Task item: Filter these entries down to lines holding "image".

━━ Dataset extract

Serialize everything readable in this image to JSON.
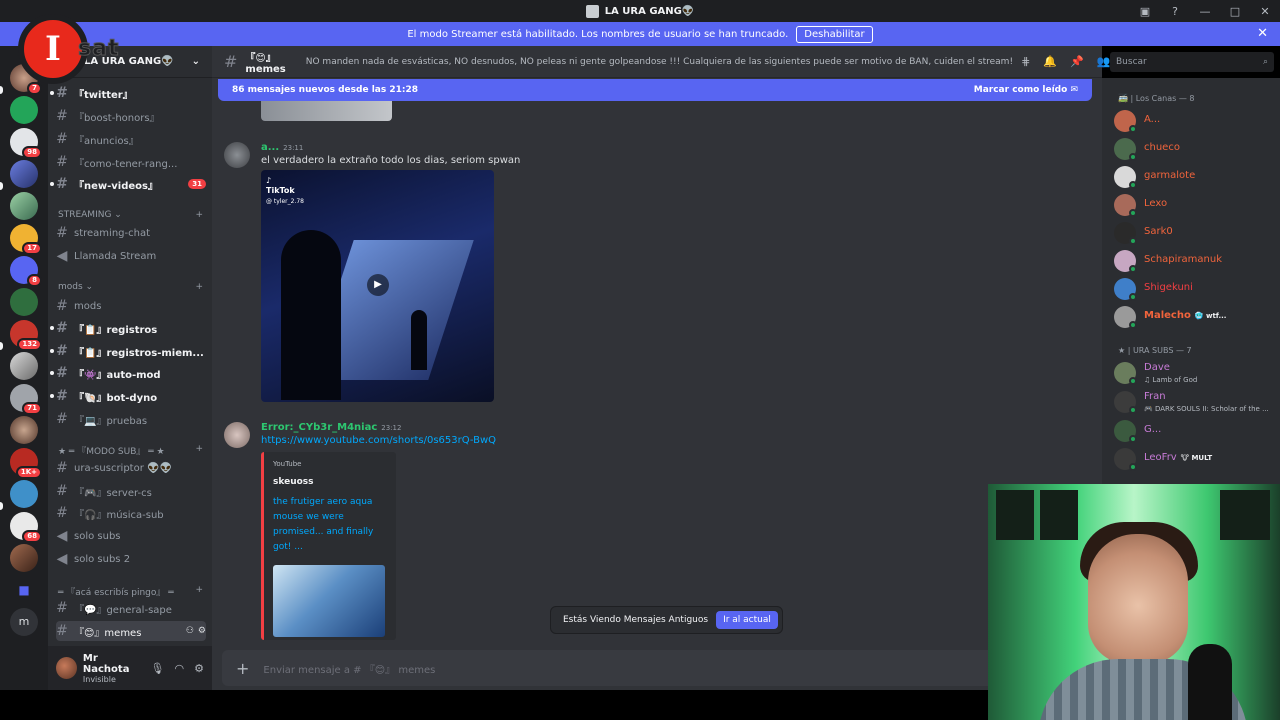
{
  "titlebar": {
    "title": "LA URA GANG👽",
    "icons": [
      "inbox-icon",
      "help-icon",
      "minimize-icon",
      "maximize-icon",
      "close-icon"
    ]
  },
  "banner": {
    "text": "El modo Streamer está habilitado. Los nombres de usuario se han truncado.",
    "button": "Deshabilitar"
  },
  "logo": {
    "letter": "I",
    "text": "sat"
  },
  "servers": [
    {
      "badge": "7"
    },
    {
      "badge": ""
    },
    {
      "badge": "98"
    },
    {
      "badge": ""
    },
    {
      "badge": ""
    },
    {
      "badge": "17"
    },
    {
      "badge": "8"
    },
    {
      "badge": ""
    },
    {
      "badge": "132"
    },
    {
      "badge": ""
    },
    {
      "badge": "71"
    },
    {
      "badge": ""
    },
    {
      "badge": "1K+"
    },
    {
      "badge": ""
    },
    {
      "badge": "68"
    },
    {
      "badge": ""
    }
  ],
  "guild": {
    "name": "LA URA GANG👽"
  },
  "channels": {
    "twitter": "『twitter』",
    "boost": "『boost-honors』",
    "anuncios": "『anuncios』",
    "como_tener": "『como-tener-rang...",
    "new_videos": "『new-videos』",
    "new_videos_badge": "31",
    "cat_streaming": "STREAMING ⌄",
    "streaming_chat": "streaming-chat",
    "llamada": "Llamada Stream",
    "cat_mods": "mods ⌄",
    "mods": "mods",
    "registros": "『📋』registros",
    "registros_miem": "『📋』registros-miem...",
    "automod": "『👾』auto-mod",
    "botdyno": "『🐚』bot-dyno",
    "pruebas": "『💻』pruebas",
    "cat_modo_sub": "★ ═ 『MODO SUB』 ═ ★",
    "ura_suscriptor": "ura-suscriptor 👽👽",
    "server_cs": "『🎮』server-cs",
    "musica_sub": "『🎧』música-sub",
    "solo_subs": "solo subs",
    "solo_subs2": "solo subs 2",
    "cat_aca": "═ 『acá escribís pingo』 ═",
    "general_sape": "『💬』general-sape",
    "memes": "『😊』memes"
  },
  "user": {
    "name": "Mr Nachota",
    "status": "Invisible"
  },
  "channel_header": {
    "name": "『😊』memes",
    "topic": "NO manden nada de esvásticas, NO desnudos, NO peleas ni gente golpeandose !!! Cualquiera de las siguientes puede ser motivo de BAN, cuiden el stream!"
  },
  "new_messages": {
    "text": "86 mensajes nuevos desde las 21:28",
    "action": "Marcar como leído"
  },
  "messages": [
    {
      "author": "a...",
      "time": "23:11",
      "text": "el verdadero la extraño todo los dias, seriom spwan",
      "video": {
        "brand": "TikTok",
        "user": "@ tyler_2.78"
      }
    },
    {
      "author": "Error:_CYb3r_M4niac",
      "time": "23:12",
      "link": "https://www.youtube.com/shorts/0s653rQ-BwQ",
      "embed": {
        "provider": "YouTube",
        "title": "skeuoss",
        "description": "the frutiger aero aqua mouse we were promised... and finally got! ..."
      }
    }
  ],
  "old_messages": {
    "text": "Estás Viendo Mensajes Antiguos",
    "button": "Ir al actual"
  },
  "composer": {
    "placeholder": "Enviar mensaje a # 『😊』 memes"
  },
  "search": {
    "placeholder": "Buscar"
  },
  "members": {
    "group1": "🚎 | Los Canas — 8",
    "group2": "★ | URA SUBS — 7",
    "list1": [
      {
        "name": "A...",
        "color": "#f0643c"
      },
      {
        "name": "chueco",
        "color": "#f0643c"
      },
      {
        "name": "garmalote",
        "color": "#f0643c"
      },
      {
        "name": "Lexo",
        "color": "#f0643c"
      },
      {
        "name": "Sark0",
        "color": "#f0643c"
      },
      {
        "name": "Schapiramanuk",
        "color": "#f0643c"
      },
      {
        "name": "Shigekuni",
        "color": "#f23f43"
      },
      {
        "name": "Malecho",
        "color": "#f0643c",
        "tag": "🥶 wtf..."
      }
    ],
    "list2": [
      {
        "name": "Dave",
        "color": "#c77bd6",
        "activity": "♫ Lamb of God"
      },
      {
        "name": "Fran",
        "color": "#c77bd6",
        "activity": "🎮 DARK SOULS II: Scholar of the ..."
      },
      {
        "name": "G...",
        "color": "#c77bd6",
        "activity": ""
      },
      {
        "name": "LeoFrv",
        "color": "#c77bd6",
        "tag": "🐮 MULT"
      }
    ]
  }
}
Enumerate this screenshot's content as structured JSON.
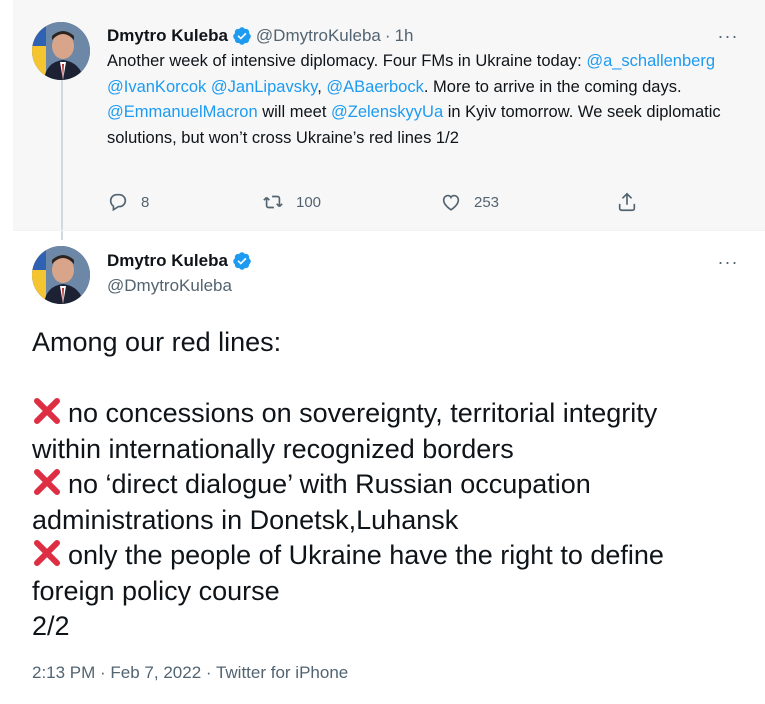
{
  "tweet1": {
    "name": "Dmytro Kuleba",
    "handle": "@DmytroKuleba",
    "separator": "·",
    "time": "1h",
    "text": {
      "p1": "Another week of intensive diplomacy. Four FMs in Ukraine today: ",
      "m1": "@a_schallenberg",
      "p2": " ",
      "m2": "@IvanKorcok",
      "p3": " ",
      "m3": "@JanLipavsky",
      "p4": ", ",
      "m4": "@ABaerbock",
      "p5": ". More to arrive in the coming days. ",
      "m5": "@EmmanuelMacron",
      "p6": " will meet ",
      "m6": "@ZelenskyyUa",
      "p7": " in Kyiv tomorrow. We seek diplomatic solutions, but won’t cross Ukraine’s red lines 1/2"
    },
    "replies": "8",
    "retweets": "100",
    "likes": "253",
    "more": "···"
  },
  "tweet2": {
    "name": "Dmytro Kuleba",
    "handle": "@DmytroKuleba",
    "more": "···",
    "lines": {
      "intro": "Among our red lines:",
      "l1a": "no concessions on sovereignty, territorial integrity",
      "l1b": "within internationally recognized borders",
      "l2a": "no ‘direct dialogue’ with Russian occupation",
      "l2b": "administrations in Donetsk,Luhansk",
      "l3a": "only the people of Ukraine have the right to define",
      "l3b": "foreign policy course",
      "end": "2/2"
    },
    "timestamp": "2:13 PM · Feb 7, 2022 · Twitter for iPhone"
  },
  "colors": {
    "link": "#1d9bf0",
    "muted": "#536471",
    "verified": "#1d9bf0",
    "xmark": "#dd2e44"
  },
  "icons": [
    "verified-badge-icon",
    "more-icon",
    "reply-icon",
    "retweet-icon",
    "like-icon",
    "share-icon",
    "cross-mark-icon"
  ]
}
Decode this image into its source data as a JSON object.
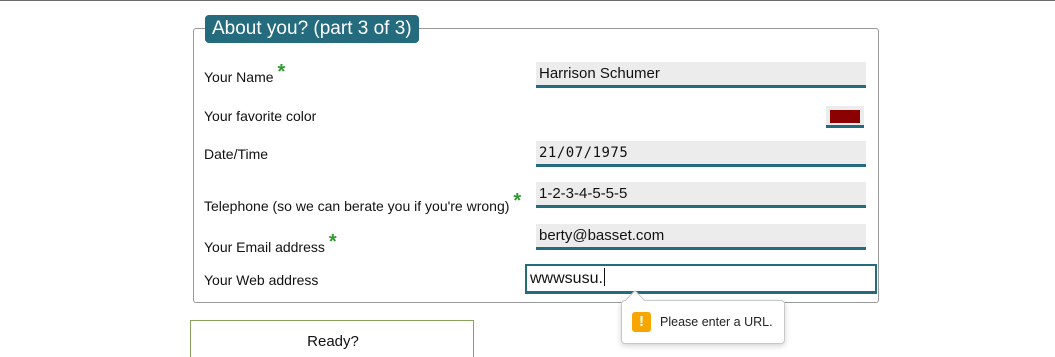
{
  "form": {
    "legend": "About you? (part 3 of 3)",
    "required_marker": "*",
    "fields": [
      {
        "label": "Your Name",
        "value": "Harrison Schumer"
      },
      {
        "label": "Your favorite color",
        "value": "#8b0000"
      },
      {
        "label": "Date/Time",
        "value": "21/07/1975"
      },
      {
        "label": "Telephone (so we can berate you if you're wrong)",
        "value": "1-2-3-4-5-5-5"
      },
      {
        "label": "Your Email address",
        "value": "berty@basset.com"
      },
      {
        "label": "Your Web address",
        "value": "wwwsusu."
      }
    ]
  },
  "validation": {
    "message": "Please enter a URL.",
    "icon": "!"
  },
  "ready": {
    "label": "Ready?"
  }
}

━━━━

Answer space:
Serialize everything readable in this image to JSON.
Decode this image into its source data as a JSON object.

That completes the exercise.